* _Problem description_
Go through the records below and copy out every line that contains the word "using".
***** Entries supplied *****
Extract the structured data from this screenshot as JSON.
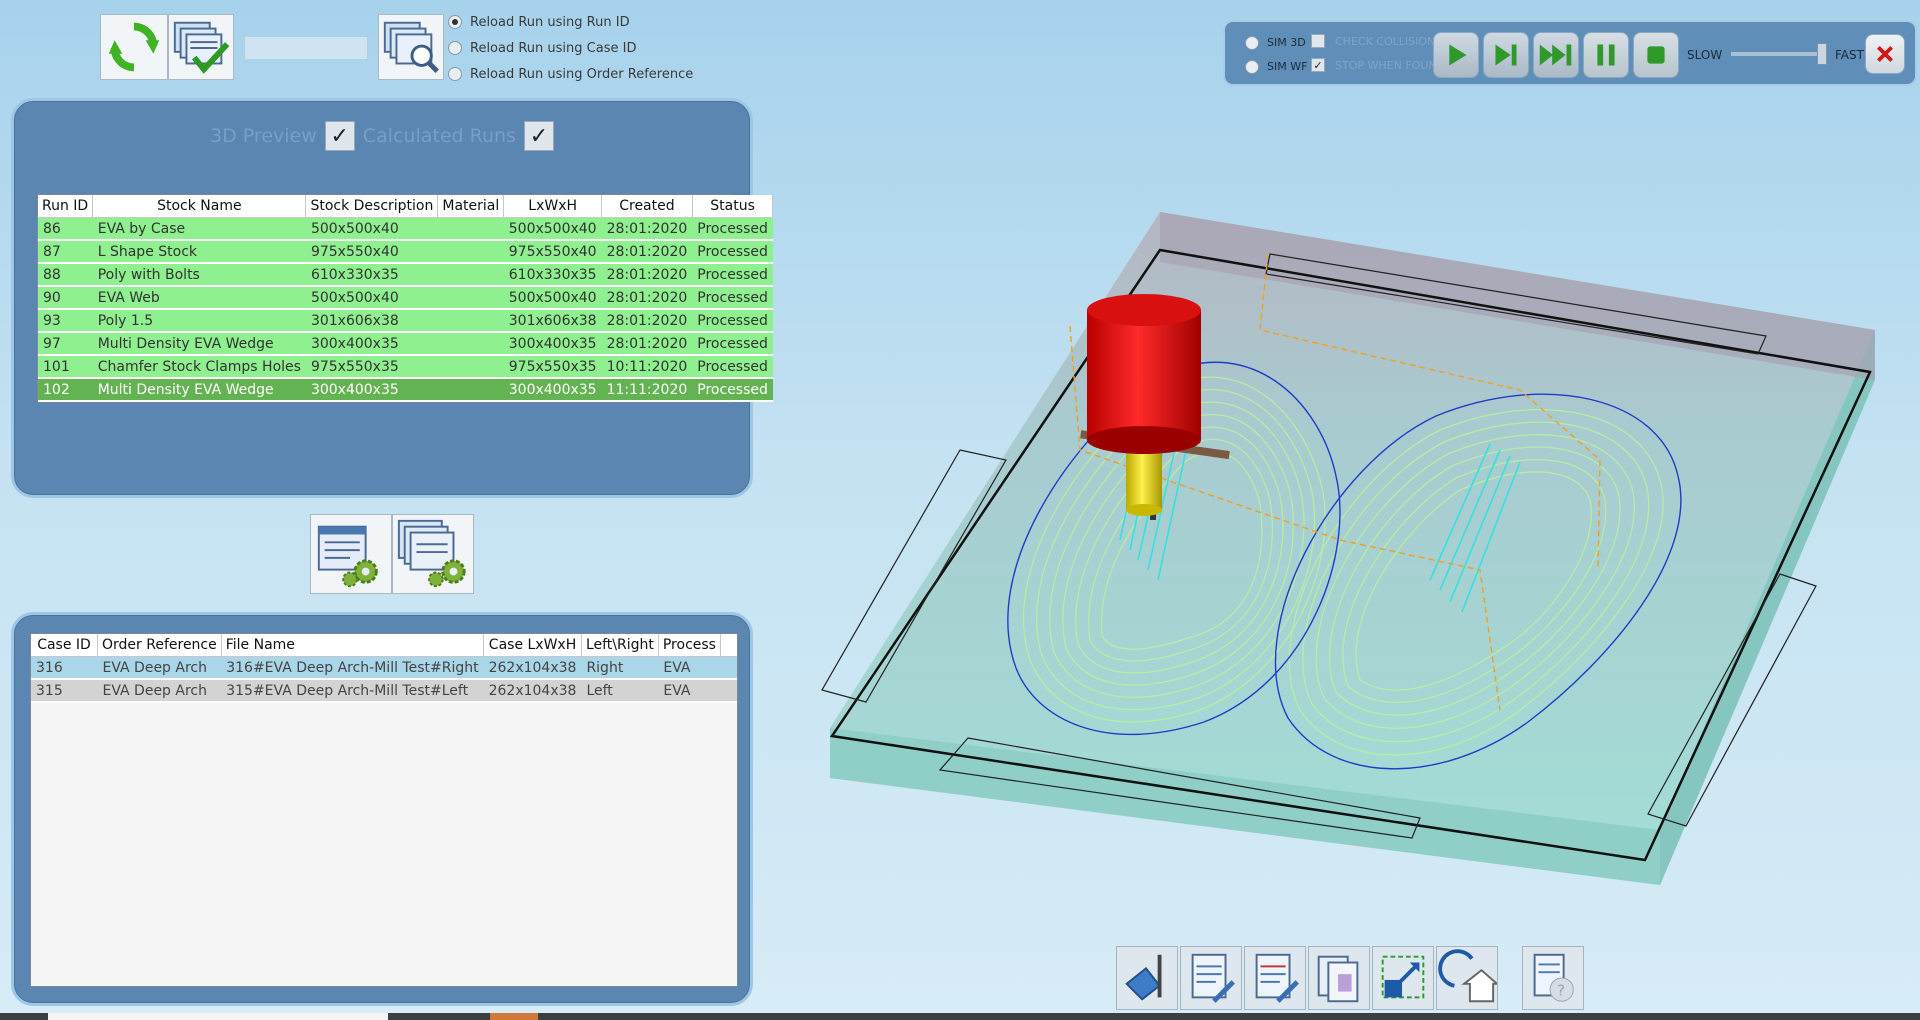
{
  "reload_options": [
    {
      "label": "Reload Run using Run ID",
      "selected": true
    },
    {
      "label": "Reload Run using Case ID",
      "selected": false
    },
    {
      "label": "Reload Run using Order Reference",
      "selected": false
    }
  ],
  "runid_input": {
    "value": ""
  },
  "runs_panel": {
    "preview_label": "3D Preview",
    "preview_checked": true,
    "calculated_label": "Calculated Runs",
    "calculated_checked": true,
    "columns": [
      "Run ID",
      "Stock Name",
      "Stock Description",
      "Material",
      "LxWxH",
      "Created",
      "Status"
    ],
    "rows": [
      {
        "run_id": "86",
        "stock_name": "EVA by Case",
        "stock_description": "500x500x40",
        "material": "",
        "lxwxh": "500x500x40",
        "created": "28:01:2020",
        "status": "Processed"
      },
      {
        "run_id": "87",
        "stock_name": "L Shape Stock",
        "stock_description": "975x550x40",
        "material": "",
        "lxwxh": "975x550x40",
        "created": "28:01:2020",
        "status": "Processed"
      },
      {
        "run_id": "88",
        "stock_name": "Poly with Bolts",
        "stock_description": "610x330x35",
        "material": "",
        "lxwxh": "610x330x35",
        "created": "28:01:2020",
        "status": "Processed"
      },
      {
        "run_id": "90",
        "stock_name": "EVA Web",
        "stock_description": "500x500x40",
        "material": "",
        "lxwxh": "500x500x40",
        "created": "28:01:2020",
        "status": "Processed"
      },
      {
        "run_id": "93",
        "stock_name": "Poly 1.5",
        "stock_description": "301x606x38",
        "material": "",
        "lxwxh": "301x606x38",
        "created": "28:01:2020",
        "status": "Processed"
      },
      {
        "run_id": "97",
        "stock_name": "Multi Density EVA Wedge",
        "stock_description": "300x400x35",
        "material": "",
        "lxwxh": "300x400x35",
        "created": "28:01:2020",
        "status": "Processed"
      },
      {
        "run_id": "101",
        "stock_name": "Chamfer Stock Clamps Holes",
        "stock_description": "975x550x35",
        "material": "",
        "lxwxh": "975x550x35",
        "created": "10:11:2020",
        "status": "Processed"
      },
      {
        "run_id": "102",
        "stock_name": "Multi Density EVA Wedge",
        "stock_description": "300x400x35",
        "material": "",
        "lxwxh": "300x400x35",
        "created": "11:11:2020",
        "status": "Processed"
      }
    ],
    "selected_index": 7
  },
  "cases_panel": {
    "columns": [
      "Case ID",
      "Order Reference",
      "File Name",
      "Case LxWxH",
      "Left\\Right",
      "Process"
    ],
    "rows": [
      {
        "case_id": "316",
        "order_reference": "EVA Deep Arch",
        "file_name": "316#EVA Deep Arch-Mill Test#Right",
        "case_lxwxh": "262x104x38",
        "left_right": "Right",
        "process": "EVA"
      },
      {
        "case_id": "315",
        "order_reference": "EVA Deep Arch",
        "file_name": "315#EVA Deep Arch-Mill Test#Left",
        "case_lxwxh": "262x104x38",
        "left_right": "Left",
        "process": "EVA"
      }
    ]
  },
  "sim_toolbar": {
    "sim3d_label": "SIM 3D",
    "simwf_label": "SIM WF",
    "check_collisions_label": "CHECK COLLISIONS",
    "check_collisions_checked": false,
    "stop_when_found_label": "STOP WHEN FOUND",
    "stop_when_found_checked": true,
    "slow_label": "SLOW",
    "fast_label": "FAST",
    "speed_value": 0.97
  },
  "icons": {
    "refresh": "refresh-icon",
    "calculate": "calculate-runs-icon",
    "search_run": "search-run-icon",
    "run_settings": "run-settings-icon",
    "multi_settings": "multi-run-settings-icon",
    "probe": "probe-tool-icon",
    "nc_edit": "nc-edit-icon",
    "nc_edit2": "nc-edit-alt-icon",
    "report": "report-icon",
    "fit_view": "fit-view-icon",
    "home_view": "home-view-icon",
    "help": "help-icon"
  },
  "colors": {
    "panel_bg": "#5b86b1",
    "row_green": "#8ef08e",
    "row_selected": "#63b352",
    "cutter_head": "#e00000",
    "tool_shank": "#e6d800",
    "toolpath_green": "#b8f0a0",
    "toolpath_cyan": "#37e0e0",
    "stock_cyan": "#9fd9d3"
  }
}
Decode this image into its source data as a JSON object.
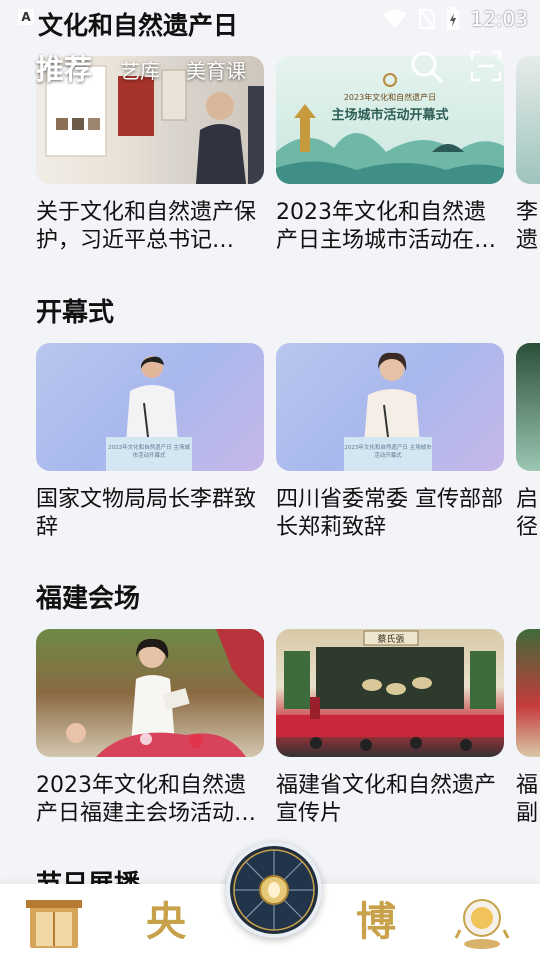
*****
* _Result for this exercise_
      "label": "Reload Run using Run ID",
      "label": "Reload Run using Case ID",
      "label": "Reload Run using Order Reference",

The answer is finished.